_Assignment:_
In which lines of the data does the string "name" appear? Copy every one.

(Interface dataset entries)

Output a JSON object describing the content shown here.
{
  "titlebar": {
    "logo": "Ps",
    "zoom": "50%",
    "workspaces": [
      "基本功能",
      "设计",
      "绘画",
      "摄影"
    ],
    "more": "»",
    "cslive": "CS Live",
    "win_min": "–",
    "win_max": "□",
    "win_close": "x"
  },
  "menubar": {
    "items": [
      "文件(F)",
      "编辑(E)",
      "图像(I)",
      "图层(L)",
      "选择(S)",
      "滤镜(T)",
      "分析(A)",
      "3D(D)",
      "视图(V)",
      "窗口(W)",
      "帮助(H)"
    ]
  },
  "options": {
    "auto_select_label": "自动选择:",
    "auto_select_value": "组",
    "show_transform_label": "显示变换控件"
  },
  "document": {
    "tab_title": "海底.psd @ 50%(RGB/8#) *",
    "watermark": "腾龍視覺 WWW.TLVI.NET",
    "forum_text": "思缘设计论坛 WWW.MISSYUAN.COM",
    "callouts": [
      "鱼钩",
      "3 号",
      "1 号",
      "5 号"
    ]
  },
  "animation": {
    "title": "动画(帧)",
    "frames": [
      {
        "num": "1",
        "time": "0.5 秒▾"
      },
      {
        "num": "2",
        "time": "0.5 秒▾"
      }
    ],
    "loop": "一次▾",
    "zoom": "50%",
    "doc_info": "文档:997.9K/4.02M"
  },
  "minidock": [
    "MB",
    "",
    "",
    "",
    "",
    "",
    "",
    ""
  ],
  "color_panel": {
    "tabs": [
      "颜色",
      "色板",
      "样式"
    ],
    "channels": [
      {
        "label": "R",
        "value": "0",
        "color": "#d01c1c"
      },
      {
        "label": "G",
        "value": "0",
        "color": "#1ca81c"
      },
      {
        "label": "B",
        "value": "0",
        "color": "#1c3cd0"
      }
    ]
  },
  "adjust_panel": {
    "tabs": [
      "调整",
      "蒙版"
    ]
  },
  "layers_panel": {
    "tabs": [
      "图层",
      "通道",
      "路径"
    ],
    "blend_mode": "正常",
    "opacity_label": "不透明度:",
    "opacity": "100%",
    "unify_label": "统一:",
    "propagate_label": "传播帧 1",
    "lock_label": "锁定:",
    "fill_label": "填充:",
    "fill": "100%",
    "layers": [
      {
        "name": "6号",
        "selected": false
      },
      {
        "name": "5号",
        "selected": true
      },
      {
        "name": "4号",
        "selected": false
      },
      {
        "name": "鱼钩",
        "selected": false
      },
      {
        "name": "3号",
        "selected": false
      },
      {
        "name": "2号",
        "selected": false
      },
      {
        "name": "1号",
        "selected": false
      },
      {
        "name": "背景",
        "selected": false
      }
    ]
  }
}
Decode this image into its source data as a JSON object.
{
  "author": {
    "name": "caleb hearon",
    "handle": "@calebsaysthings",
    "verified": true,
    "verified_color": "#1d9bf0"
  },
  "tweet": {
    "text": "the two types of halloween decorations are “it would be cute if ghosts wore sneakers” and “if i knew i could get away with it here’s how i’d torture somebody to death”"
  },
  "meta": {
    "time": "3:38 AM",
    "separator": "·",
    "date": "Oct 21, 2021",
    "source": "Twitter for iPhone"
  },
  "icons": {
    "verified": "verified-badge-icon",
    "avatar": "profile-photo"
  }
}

_Exercise solution:_
        "name": "6号",
        "name": "5号",
        "name": "4号",
        "name": "鱼钩",
        "name": "3号",
        "name": "2号",
        "name": "1号",
        "name": "背景",
    "name": "caleb hearon",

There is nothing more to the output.